A pulsating star, usually a giant star, alternately grows and shrinks in size because its outer layers move in and out due to the balance of the inward pull of gravity and the outward pressure of radiation coming from deeper layers of the star. As the star grows in size, its larger surface naturally emits more light. As it shrinks, it grows dimmer, and the cycle repeats periodically. One classic type of pulsating giant star is an RR Lyra variable star.
Eruptions on the surface of some stars are like super powerful versions of the solar flares that occur on our own Sun. Flares can cause large increases in a star's luminosity that occur unpredictably and might last for hours or days. A classic example of a flare star is UV Ceti. Other types of eruptive variables change brightness and blow out dusty winds that can strongly dim the light we see, as in T Tauri, Wolf Rayet, or R Coronae Borealis stars.

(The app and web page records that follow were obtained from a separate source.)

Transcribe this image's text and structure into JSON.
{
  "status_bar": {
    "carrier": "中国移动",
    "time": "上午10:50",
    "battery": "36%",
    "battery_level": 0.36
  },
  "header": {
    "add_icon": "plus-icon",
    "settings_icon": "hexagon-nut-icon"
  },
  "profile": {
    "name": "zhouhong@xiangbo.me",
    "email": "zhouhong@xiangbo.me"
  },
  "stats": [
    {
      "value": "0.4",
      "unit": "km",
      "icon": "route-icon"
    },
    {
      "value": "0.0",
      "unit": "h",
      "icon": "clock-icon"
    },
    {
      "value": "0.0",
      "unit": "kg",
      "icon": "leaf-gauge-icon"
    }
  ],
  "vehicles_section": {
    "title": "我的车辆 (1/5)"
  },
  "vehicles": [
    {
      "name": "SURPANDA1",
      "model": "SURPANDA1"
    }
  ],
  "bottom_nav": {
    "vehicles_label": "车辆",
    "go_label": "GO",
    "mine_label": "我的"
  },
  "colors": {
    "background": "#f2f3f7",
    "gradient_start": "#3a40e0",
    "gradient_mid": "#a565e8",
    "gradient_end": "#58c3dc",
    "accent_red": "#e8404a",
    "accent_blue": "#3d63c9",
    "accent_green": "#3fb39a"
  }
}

Some stars, like supernovae, literally explode, and are completely disrupted like a bomb. What's left is often just a dense core, like a neutron star or a black hole. Other explosive variability may happen when so much matter falls onto a dense, compact star (like a white dwarf or a neutron star) that thermonuclear fusion ignites on the surface, causing luminous explosions, but not destroying the star. Explosive variability may also be called cataclysmic.
Quasars are superluminous objects powered by active supermassive black holes at the centers of distant galaxies that display random changes in brightness.
Celestial transients are energetic bursts that can be millions or billions of times brighter than the sun. Light-emitting transients can be caused e.g., by the explosive deaths of massive stars, the detonations of white dwarf stars, or mergers of the densest types of stars, the neutron stars. Since transients may burst and rapidly fade, follow-up observations to study and understand them must be prompt - often on the same night, or within a day or two.